Exercise
Each entry below should be reproduced character for character.

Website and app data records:
=== Section Start ===

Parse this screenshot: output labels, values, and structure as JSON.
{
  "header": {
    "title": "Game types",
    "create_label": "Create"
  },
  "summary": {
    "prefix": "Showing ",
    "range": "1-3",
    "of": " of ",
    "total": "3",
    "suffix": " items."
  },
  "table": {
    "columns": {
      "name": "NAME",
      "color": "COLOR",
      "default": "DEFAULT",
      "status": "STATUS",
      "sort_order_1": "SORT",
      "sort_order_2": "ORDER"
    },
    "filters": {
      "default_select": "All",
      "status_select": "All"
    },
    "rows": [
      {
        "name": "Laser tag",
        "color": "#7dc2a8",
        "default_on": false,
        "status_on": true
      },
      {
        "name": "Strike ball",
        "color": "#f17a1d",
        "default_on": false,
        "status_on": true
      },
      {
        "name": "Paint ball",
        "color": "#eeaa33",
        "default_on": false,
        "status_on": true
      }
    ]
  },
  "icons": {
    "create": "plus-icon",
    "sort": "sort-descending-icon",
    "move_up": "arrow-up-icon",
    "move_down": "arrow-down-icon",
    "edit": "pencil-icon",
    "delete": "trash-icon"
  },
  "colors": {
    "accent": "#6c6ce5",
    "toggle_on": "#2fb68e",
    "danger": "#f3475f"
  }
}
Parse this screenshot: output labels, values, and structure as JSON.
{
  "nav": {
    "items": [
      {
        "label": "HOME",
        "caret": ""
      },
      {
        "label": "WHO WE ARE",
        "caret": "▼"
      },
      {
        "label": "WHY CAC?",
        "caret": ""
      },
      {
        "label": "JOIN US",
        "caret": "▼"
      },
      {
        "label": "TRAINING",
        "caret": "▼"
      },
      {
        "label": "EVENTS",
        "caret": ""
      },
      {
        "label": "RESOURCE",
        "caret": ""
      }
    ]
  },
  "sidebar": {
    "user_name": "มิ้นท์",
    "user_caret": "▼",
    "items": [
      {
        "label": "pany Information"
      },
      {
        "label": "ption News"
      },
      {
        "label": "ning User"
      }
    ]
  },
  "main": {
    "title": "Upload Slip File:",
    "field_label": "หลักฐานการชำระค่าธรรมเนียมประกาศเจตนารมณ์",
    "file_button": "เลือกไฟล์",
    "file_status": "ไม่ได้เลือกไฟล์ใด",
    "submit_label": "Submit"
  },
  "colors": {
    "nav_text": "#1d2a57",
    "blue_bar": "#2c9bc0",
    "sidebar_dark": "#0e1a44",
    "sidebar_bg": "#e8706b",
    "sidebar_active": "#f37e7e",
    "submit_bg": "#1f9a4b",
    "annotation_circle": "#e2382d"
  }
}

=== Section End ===

Response area
Parse this screenshot: output labels, values, and structure as JSON.
{
  "header": {
    "title": "Game types",
    "create_label": "Create"
  },
  "summary": {
    "prefix": "Showing ",
    "range": "1-3",
    "of": " of ",
    "total": "3",
    "suffix": " items."
  },
  "table": {
    "columns": {
      "name": "NAME",
      "color": "COLOR",
      "default": "DEFAULT",
      "status": "STATUS",
      "sort_order_1": "SORT",
      "sort_order_2": "ORDER"
    },
    "filters": {
      "default_select": "All",
      "status_select": "All"
    },
    "rows": [
      {
        "name": "Laser tag",
        "color": "#7dc2a8",
        "default_on": false,
        "status_on": true
      },
      {
        "name": "Strike ball",
        "color": "#f17a1d",
        "default_on": false,
        "status_on": true
      },
      {
        "name": "Paint ball",
        "color": "#eeaa33",
        "default_on": false,
        "status_on": true
      }
    ]
  },
  "icons": {
    "create": "plus-icon",
    "sort": "sort-descending-icon",
    "move_up": "arrow-up-icon",
    "move_down": "arrow-down-icon",
    "edit": "pencil-icon",
    "delete": "trash-icon"
  },
  "colors": {
    "accent": "#6c6ce5",
    "toggle_on": "#2fb68e",
    "danger": "#f3475f"
  }
}
Parse this screenshot: output labels, values, and structure as JSON.
{
  "nav": {
    "items": [
      {
        "label": "HOME",
        "caret": ""
      },
      {
        "label": "WHO WE ARE",
        "caret": "▼"
      },
      {
        "label": "WHY CAC?",
        "caret": ""
      },
      {
        "label": "JOIN US",
        "caret": "▼"
      },
      {
        "label": "TRAINING",
        "caret": "▼"
      },
      {
        "label": "EVENTS",
        "caret": ""
      },
      {
        "label": "RESOURCE",
        "caret": ""
      }
    ]
  },
  "sidebar": {
    "user_name": "มิ้นท์",
    "user_caret": "▼",
    "items": [
      {
        "label": "pany Information"
      },
      {
        "label": "ption News"
      },
      {
        "label": "ning User"
      }
    ]
  },
  "main": {
    "title": "Upload Slip File:",
    "field_label": "หลักฐานการชำระค่าธรรมเนียมประกาศเจตนารมณ์",
    "file_button": "เลือกไฟล์",
    "file_status": "ไม่ได้เลือกไฟล์ใด",
    "submit_label": "Submit"
  },
  "colors": {
    "nav_text": "#1d2a57",
    "blue_bar": "#2c9bc0",
    "sidebar_dark": "#0e1a44",
    "sidebar_bg": "#e8706b",
    "sidebar_active": "#f37e7e",
    "submit_bg": "#1f9a4b",
    "annotation_circle": "#e2382d"
  }
}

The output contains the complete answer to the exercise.